§ **DATA TO PROCESS**:
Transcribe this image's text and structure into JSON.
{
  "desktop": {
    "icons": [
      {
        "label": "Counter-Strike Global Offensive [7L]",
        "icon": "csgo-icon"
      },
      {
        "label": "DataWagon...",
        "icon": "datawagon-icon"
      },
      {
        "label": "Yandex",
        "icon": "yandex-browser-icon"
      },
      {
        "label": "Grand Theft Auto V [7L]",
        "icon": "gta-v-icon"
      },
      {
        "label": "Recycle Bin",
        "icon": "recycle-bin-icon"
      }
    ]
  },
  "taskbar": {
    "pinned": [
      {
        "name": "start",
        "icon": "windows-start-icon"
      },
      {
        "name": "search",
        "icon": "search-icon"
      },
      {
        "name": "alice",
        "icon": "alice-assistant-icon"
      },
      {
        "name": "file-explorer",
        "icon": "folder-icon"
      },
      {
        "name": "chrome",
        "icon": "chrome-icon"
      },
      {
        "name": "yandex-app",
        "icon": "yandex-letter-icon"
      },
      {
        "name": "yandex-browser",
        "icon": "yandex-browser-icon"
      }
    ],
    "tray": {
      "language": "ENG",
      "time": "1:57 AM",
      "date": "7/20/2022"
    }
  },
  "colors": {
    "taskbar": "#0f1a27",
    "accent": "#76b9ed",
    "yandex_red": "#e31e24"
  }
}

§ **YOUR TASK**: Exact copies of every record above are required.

§ **SOLUTION**:
Transcribe this image's text and structure into JSON.
{
  "desktop": {
    "icons": [
      {
        "label": "Counter-Strike Global Offensive [7L]",
        "icon": "csgo-icon"
      },
      {
        "label": "DataWagon...",
        "icon": "datawagon-icon"
      },
      {
        "label": "Yandex",
        "icon": "yandex-browser-icon"
      },
      {
        "label": "Grand Theft Auto V [7L]",
        "icon": "gta-v-icon"
      },
      {
        "label": "Recycle Bin",
        "icon": "recycle-bin-icon"
      }
    ]
  },
  "taskbar": {
    "pinned": [
      {
        "name": "start",
        "icon": "windows-start-icon"
      },
      {
        "name": "search",
        "icon": "search-icon"
      },
      {
        "name": "alice",
        "icon": "alice-assistant-icon"
      },
      {
        "name": "file-explorer",
        "icon": "folder-icon"
      },
      {
        "name": "chrome",
        "icon": "chrome-icon"
      },
      {
        "name": "yandex-app",
        "icon": "yandex-letter-icon"
      },
      {
        "name": "yandex-browser",
        "icon": "yandex-browser-icon"
      }
    ],
    "tray": {
      "language": "ENG",
      "time": "1:57 AM",
      "date": "7/20/2022"
    }
  },
  "colors": {
    "taskbar": "#0f1a27",
    "accent": "#76b9ed",
    "yandex_red": "#e31e24"
  }
}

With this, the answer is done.